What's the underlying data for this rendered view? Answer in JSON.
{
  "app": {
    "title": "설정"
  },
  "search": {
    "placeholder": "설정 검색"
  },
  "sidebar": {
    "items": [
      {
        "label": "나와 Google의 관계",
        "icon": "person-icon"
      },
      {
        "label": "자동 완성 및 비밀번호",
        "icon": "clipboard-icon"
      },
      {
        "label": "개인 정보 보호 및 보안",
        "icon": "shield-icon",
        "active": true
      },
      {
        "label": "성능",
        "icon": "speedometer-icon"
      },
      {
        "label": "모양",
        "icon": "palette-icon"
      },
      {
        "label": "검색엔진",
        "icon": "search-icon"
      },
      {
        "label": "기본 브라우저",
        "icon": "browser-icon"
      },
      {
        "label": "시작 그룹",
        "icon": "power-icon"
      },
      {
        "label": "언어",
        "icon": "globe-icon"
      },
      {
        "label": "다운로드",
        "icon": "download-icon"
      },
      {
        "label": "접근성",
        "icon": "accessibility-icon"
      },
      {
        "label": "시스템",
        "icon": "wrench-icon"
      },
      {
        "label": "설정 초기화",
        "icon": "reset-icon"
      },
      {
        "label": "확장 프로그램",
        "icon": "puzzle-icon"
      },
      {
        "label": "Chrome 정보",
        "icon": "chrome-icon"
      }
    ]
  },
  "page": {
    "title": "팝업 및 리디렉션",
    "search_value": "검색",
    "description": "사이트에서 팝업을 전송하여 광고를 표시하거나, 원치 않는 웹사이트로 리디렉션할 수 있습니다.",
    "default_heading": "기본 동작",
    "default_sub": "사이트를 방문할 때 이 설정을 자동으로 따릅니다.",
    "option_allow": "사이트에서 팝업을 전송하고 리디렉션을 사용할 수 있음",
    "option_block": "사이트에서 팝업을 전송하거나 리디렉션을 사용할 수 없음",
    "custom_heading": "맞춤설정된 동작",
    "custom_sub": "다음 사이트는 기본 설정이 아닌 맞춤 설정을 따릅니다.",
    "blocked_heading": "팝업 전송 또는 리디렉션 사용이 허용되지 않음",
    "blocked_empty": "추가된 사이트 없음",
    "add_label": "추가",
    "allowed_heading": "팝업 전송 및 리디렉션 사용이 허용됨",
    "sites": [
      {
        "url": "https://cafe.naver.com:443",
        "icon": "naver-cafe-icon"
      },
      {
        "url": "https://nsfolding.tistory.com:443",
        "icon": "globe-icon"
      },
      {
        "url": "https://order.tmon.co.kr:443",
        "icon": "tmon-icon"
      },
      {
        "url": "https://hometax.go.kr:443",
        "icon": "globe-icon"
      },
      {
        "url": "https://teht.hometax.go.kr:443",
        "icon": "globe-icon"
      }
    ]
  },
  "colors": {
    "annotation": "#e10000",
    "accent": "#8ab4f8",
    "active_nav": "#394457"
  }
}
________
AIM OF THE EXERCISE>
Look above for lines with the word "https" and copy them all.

SOLUTION TO THIS TASK>
        "url": "https://cafe.naver.com:443",
        "url": "https://nsfolding.tistory.com:443",
        "url": "https://order.tmon.co.kr:443",
        "url": "https://hometax.go.kr:443",
        "url": "https://teht.hometax.go.kr:443",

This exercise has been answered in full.